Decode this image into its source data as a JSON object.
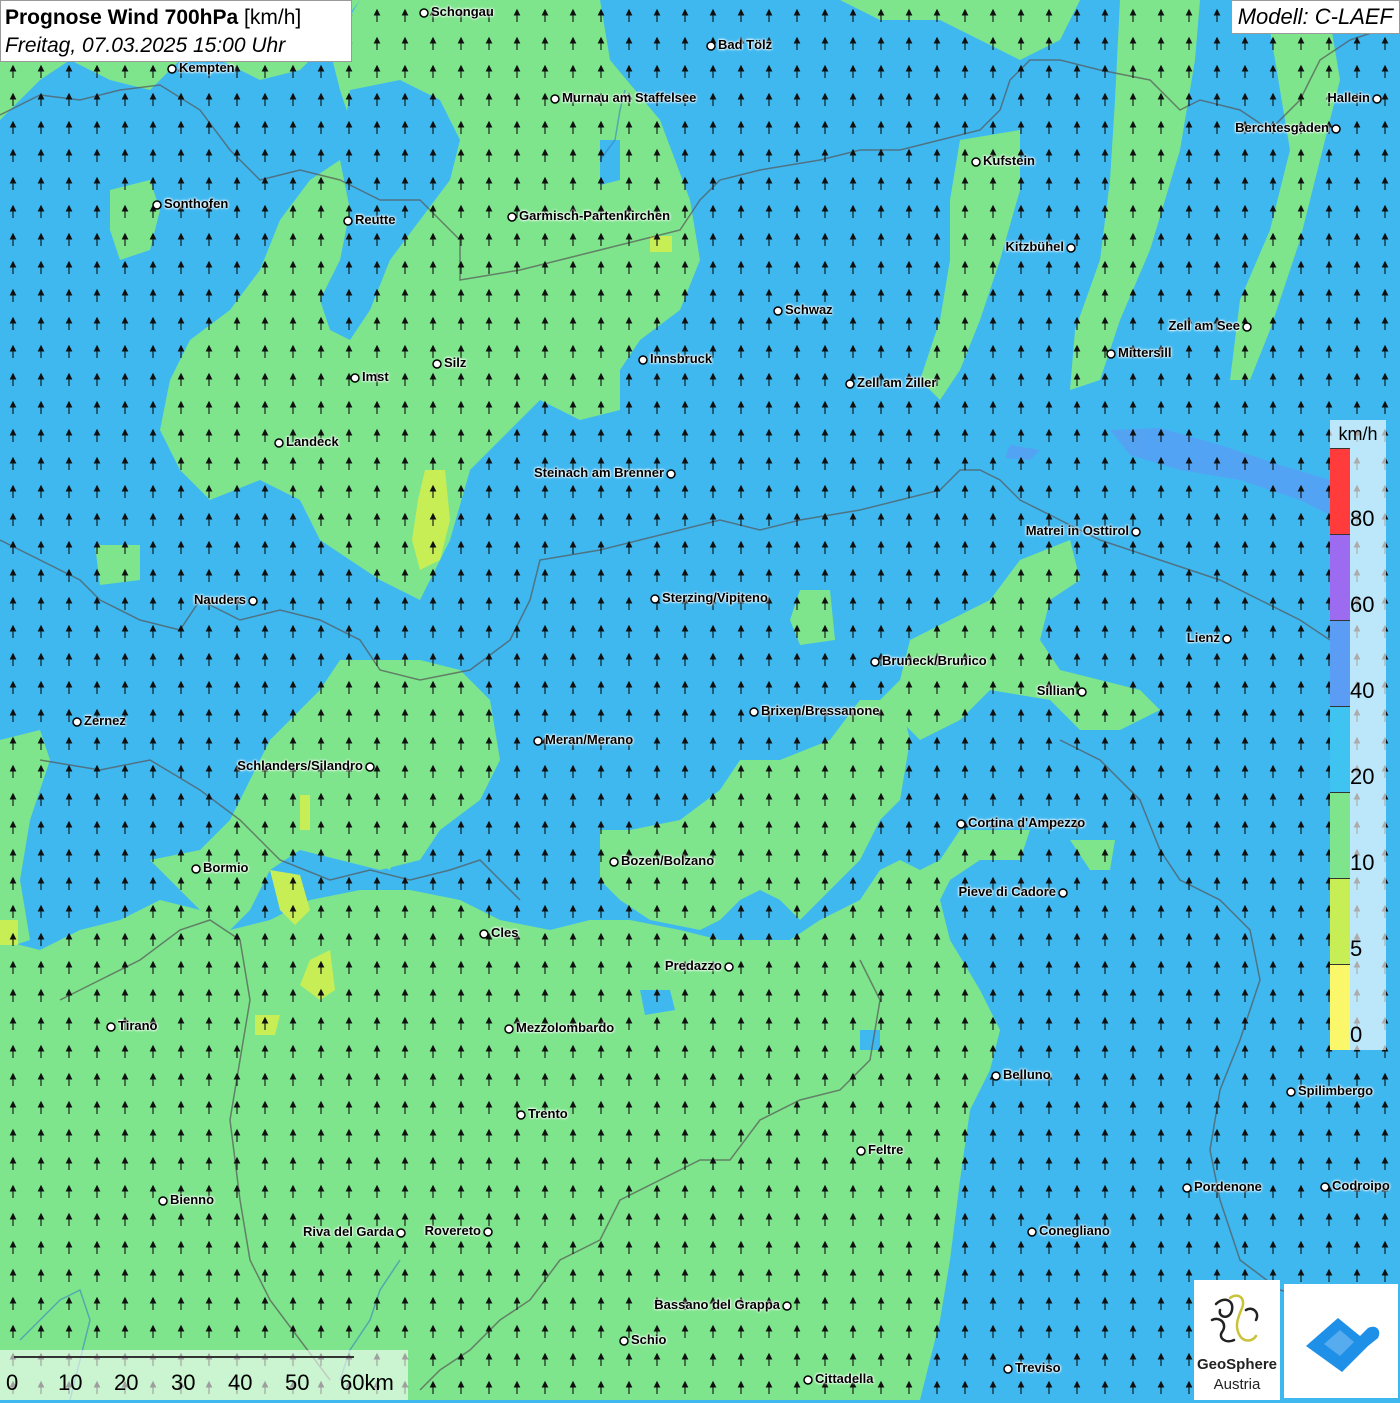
{
  "title": {
    "main": "Prognose Wind 700hPa",
    "unit": "[km/h]",
    "date": "Freitag, 07.03.2025 15:00 Uhr"
  },
  "model": "Modell: C-LAEF",
  "legend": {
    "unit": "km/h",
    "labels": [
      "80",
      "60",
      "40",
      "20",
      "10",
      "5",
      "0"
    ],
    "colors": [
      "#ff3b3b",
      "#9d6bf0",
      "#5b9cf5",
      "#3fc3f0",
      "#7ee58c",
      "#c7ef55",
      "#fbf76b"
    ]
  },
  "scale": {
    "labels": [
      "0",
      "10",
      "20",
      "30",
      "40",
      "50",
      "60km"
    ]
  },
  "logo": {
    "name1": "GeoSphere",
    "name2": "Austria"
  },
  "colors": {
    "calm_5_10": "#c7ef55",
    "light_10_20": "#7ee58c",
    "moderate_20_40": "#3fb8f0",
    "strong_40_60": "#5b9cf5"
  },
  "wind_arrow_direction": "north",
  "cities": [
    {
      "name": "Schongau"
    },
    {
      "name": "Bad Tölz"
    },
    {
      "name": "Kempten"
    },
    {
      "name": "Murnau am Staffelsee"
    },
    {
      "name": "Hallein"
    },
    {
      "name": "Berchtesgaden"
    },
    {
      "name": "Kufstein"
    },
    {
      "name": "Sonthofen"
    },
    {
      "name": "Reutte"
    },
    {
      "name": "Garmisch-Partenkirchen"
    },
    {
      "name": "Kitzbühel"
    },
    {
      "name": "Schwaz"
    },
    {
      "name": "Zell am See"
    },
    {
      "name": "Mittersill"
    },
    {
      "name": "Innsbruck"
    },
    {
      "name": "Silz"
    },
    {
      "name": "Imst"
    },
    {
      "name": "Zell am Ziller"
    },
    {
      "name": "Landeck"
    },
    {
      "name": "Steinach am Brenner"
    },
    {
      "name": "Matrei in Osttirol"
    },
    {
      "name": "Nauders"
    },
    {
      "name": "Sterzing/Vipiteno"
    },
    {
      "name": "Lienz"
    },
    {
      "name": "Bruneck/Brunico"
    },
    {
      "name": "Sillian"
    },
    {
      "name": "Brixen/Bressanone"
    },
    {
      "name": "Zernez"
    },
    {
      "name": "Meran/Merano"
    },
    {
      "name": "Schlanders/Silandro"
    },
    {
      "name": "Cortina d'Ampezzo"
    },
    {
      "name": "Bozen/Bolzano"
    },
    {
      "name": "Bormio"
    },
    {
      "name": "Pieve di Cadore"
    },
    {
      "name": "Cles"
    },
    {
      "name": "Predazzo"
    },
    {
      "name": "Tirano"
    },
    {
      "name": "Mezzolombardo"
    },
    {
      "name": "Belluno"
    },
    {
      "name": "Spilimbergo"
    },
    {
      "name": "Trento"
    },
    {
      "name": "Feltre"
    },
    {
      "name": "Pordenone"
    },
    {
      "name": "Codroipo"
    },
    {
      "name": "Bienno"
    },
    {
      "name": "Riva del Garda"
    },
    {
      "name": "Rovereto"
    },
    {
      "name": "Conegliano"
    },
    {
      "name": "Bassano del Grappa"
    },
    {
      "name": "Schio"
    },
    {
      "name": "Treviso"
    },
    {
      "name": "Cittadella"
    }
  ]
}
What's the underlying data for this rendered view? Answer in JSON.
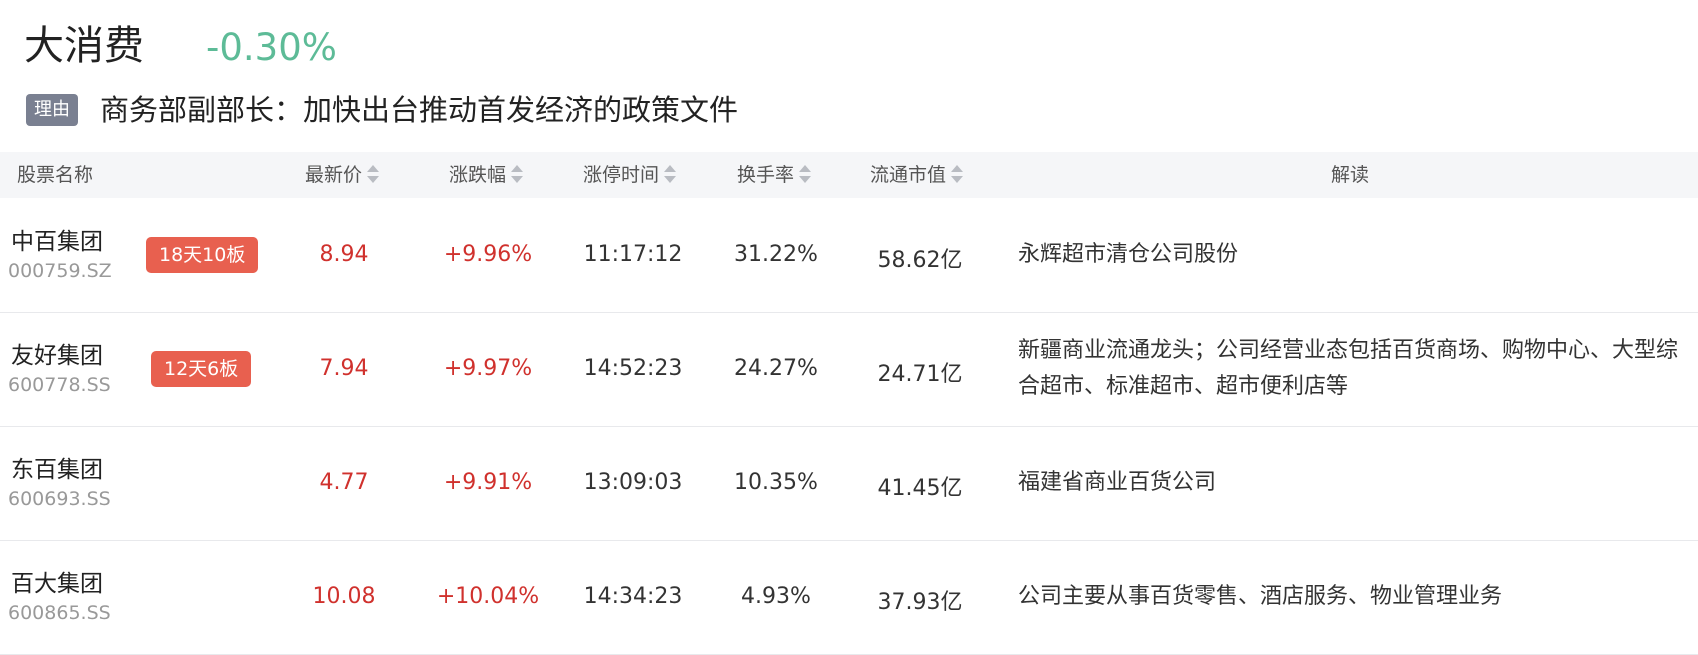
{
  "sector": {
    "name": "大消费",
    "change": "-0.30%",
    "reason_tag": "理由",
    "reason": "商务部副部长：加快出台推动首发经济的政策文件"
  },
  "columns": {
    "name": "股票名称",
    "price": "最新价",
    "change": "涨跌幅",
    "limit_time": "涨停时间",
    "turnover": "换手率",
    "market_cap": "流通市值",
    "interpretation": "解读"
  },
  "rows": [
    {
      "name": "中百集团",
      "code": "000759.SZ",
      "badge": "18天10板",
      "price": "8.94",
      "change": "+9.96%",
      "limit_time": "11:17:12",
      "turnover": "31.22%",
      "market_cap": "58.62亿",
      "interpretation": "永辉超市清仓公司股份"
    },
    {
      "name": "友好集团",
      "code": "600778.SS",
      "badge": "12天6板",
      "price": "7.94",
      "change": "+9.97%",
      "limit_time": "14:52:23",
      "turnover": "24.27%",
      "market_cap": "24.71亿",
      "interpretation": "新疆商业流通龙头；公司经营业态包括百货商场、购物中心、大型综合超市、标准超市、超市便利店等"
    },
    {
      "name": "东百集团",
      "code": "600693.SS",
      "badge": "",
      "price": "4.77",
      "change": "+9.91%",
      "limit_time": "13:09:03",
      "turnover": "10.35%",
      "market_cap": "41.45亿",
      "interpretation": "福建省商业百货公司"
    },
    {
      "name": "百大集团",
      "code": "600865.SS",
      "badge": "",
      "price": "10.08",
      "change": "+10.04%",
      "limit_time": "14:34:23",
      "turnover": "4.93%",
      "market_cap": "37.93亿",
      "interpretation": "公司主要从事百货零售、酒店服务、物业管理业务"
    }
  ]
}
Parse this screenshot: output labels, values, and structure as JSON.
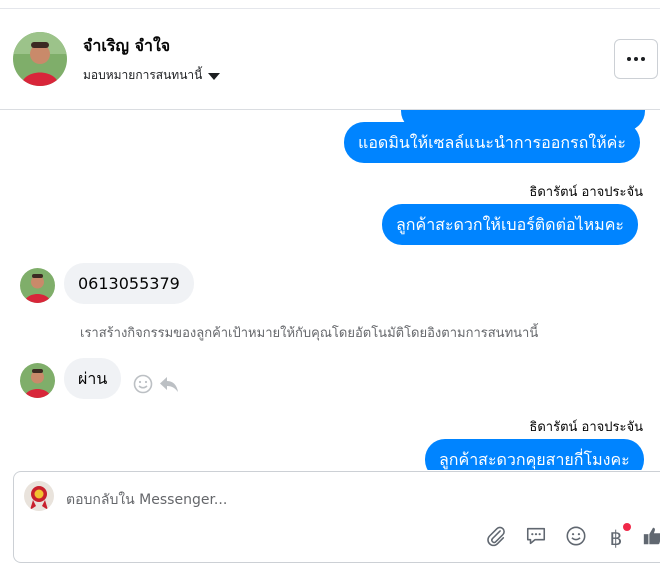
{
  "header": {
    "name": "จำเริญ จำใจ",
    "assign_label": "มอบหมายการสนทนานี้",
    "more_icon": "ellipsis-icon"
  },
  "messages": {
    "out_1": "แอดมินให้เซลล์แนะนำการออกรถให้ค่ะ",
    "sender_1": "ธิดารัตน์ อาจประจัน",
    "out_2": "ลูกค้าสะดวกให้เบอร์ติดต่อไหมคะ",
    "in_1": "0613055379",
    "system_note": "เราสร้างกิจกรรมของลูกค้าเป้าหมายให้กับคุณโดยอัตโนมัติโดยอิงตามการสนทนานี้",
    "in_2": "ผ่าน",
    "sender_2": "ธิดารัตน์ อาจประจัน",
    "out_3": "ลูกค้าสะดวกคุยสายกี่โมงคะ"
  },
  "composer": {
    "placeholder": "ตอบกลับใน Messenger...",
    "tools": [
      "paperclip-icon",
      "saved-reply-icon",
      "emoji-icon",
      "baht-icon",
      "thumbs-up-icon"
    ],
    "baht_symbol": "฿"
  },
  "colors": {
    "outgoing_bubble": "#0084ff",
    "incoming_bubble": "#f0f2f5",
    "notification_dot": "#f02849"
  }
}
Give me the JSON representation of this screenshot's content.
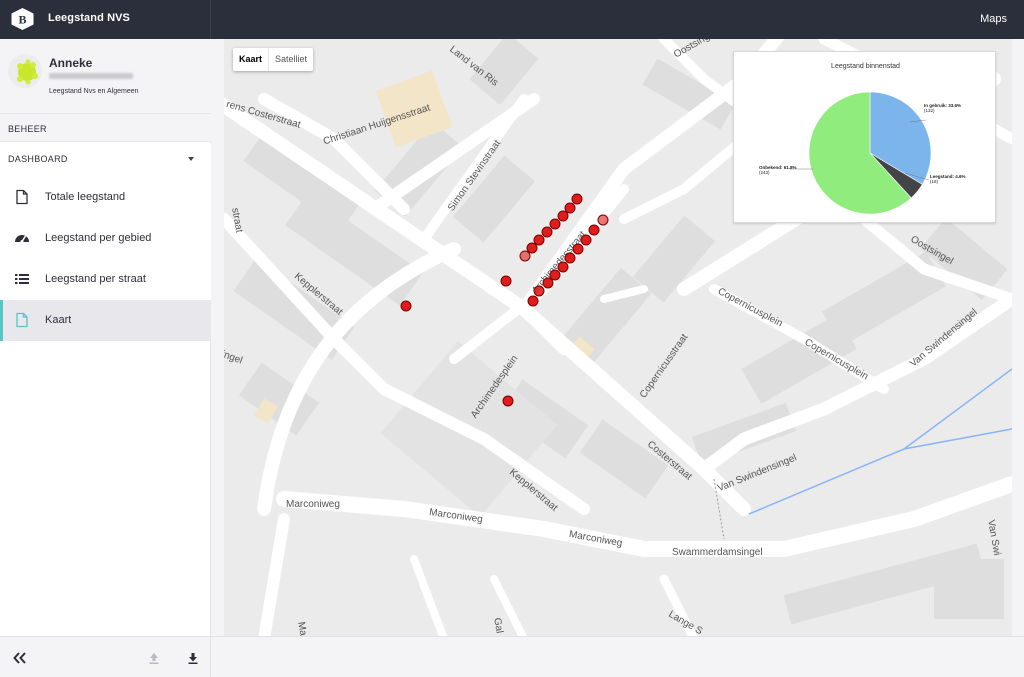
{
  "app": {
    "title": "Leegstand NVS",
    "logo_letter": "B",
    "page": "Maps"
  },
  "user": {
    "name": "Anneke",
    "org": "Leegstand Nvs en Algemeen"
  },
  "sidebar": {
    "section_beheer": "BEHEER",
    "section_dashboard": "DASHBOARD",
    "items": [
      {
        "label": "Totale leegstand",
        "icon": "document-icon"
      },
      {
        "label": "Leegstand per gebied",
        "icon": "gauge-icon"
      },
      {
        "label": "Leegstand per straat",
        "icon": "list-icon"
      },
      {
        "label": "Kaart",
        "icon": "document-icon",
        "active": true
      }
    ],
    "accent_color": "#56c4c9"
  },
  "map": {
    "type_buttons": [
      "Kaart",
      "Satelliet"
    ],
    "selected_type": "Kaart",
    "streets": [
      "Land van Ris",
      "Oostsingel",
      "Christiaan Huijgensstraat",
      "Simon Stevinstraat",
      "Archimedesstraat",
      "Copernicusplein",
      "Copernicusstraat",
      "Archimedesplein",
      "Kepplerstraat",
      "Laurens Costerstraat",
      "Van Swindensingel",
      "Marconiweg",
      "Swammerdamsingel",
      "Lange S",
      "Gal",
      "Ma",
      "Van Swi",
      "Costerstraat",
      "rens Costerstraat",
      "straat",
      "ingel"
    ],
    "marker_color": "#e01d1d"
  },
  "chart_data": {
    "type": "pie",
    "title": "Leegstand binnenstad",
    "slices": [
      {
        "label": "In gebruik",
        "percent": 33.6,
        "count": 132,
        "color": "#7cb5ec"
      },
      {
        "label": "Leegstand",
        "percent": 4.6,
        "count": 18,
        "color": "#434348"
      },
      {
        "label": "Onbekend",
        "percent": 61.8,
        "count": 243,
        "color": "#90ed7d"
      }
    ],
    "labels": [
      "In gebruik: 33.6%",
      "(132)",
      "Leegstand: 4.6%",
      "(18)",
      "Onbekend: 61.8%",
      "(243)"
    ]
  }
}
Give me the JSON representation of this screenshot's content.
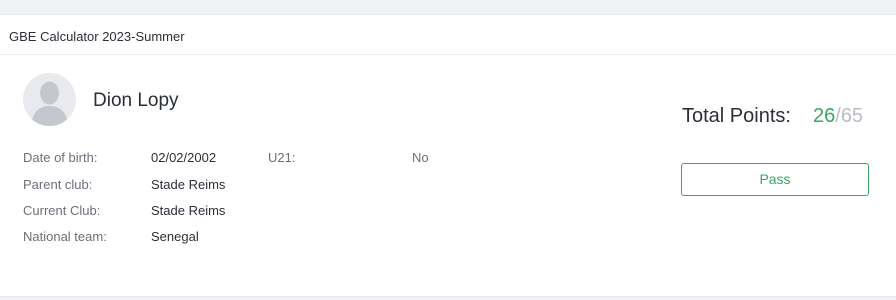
{
  "card": {
    "title": "GBE Calculator 2023-Summer"
  },
  "player": {
    "name": "Dion Lopy",
    "avatar_icon": "user-silhouette-icon"
  },
  "details": {
    "date_of_birth_label": "Date of birth:",
    "date_of_birth_value": "02/02/2002",
    "u21_label": "U21:",
    "u21_value": "No",
    "parent_club_label": "Parent club:",
    "parent_club_value": "Stade Reims",
    "current_club_label": "Current Club:",
    "current_club_value": "Stade Reims",
    "national_team_label": "National team:",
    "national_team_value": "Senegal"
  },
  "score": {
    "label": "Total Points:",
    "points": "26",
    "separator": "/",
    "max": "65"
  },
  "result": {
    "button_label": "Pass"
  },
  "colors": {
    "accent_green": "#3aa664",
    "muted_gray": "#b9bdc4"
  }
}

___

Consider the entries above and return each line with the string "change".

    "change": "-0.30%",
    "change": "涨跌幅",
      "change": "+9.96%",
      "change": "+9.97%",
      "change": "+9.91%",
      "change": "+10.04%",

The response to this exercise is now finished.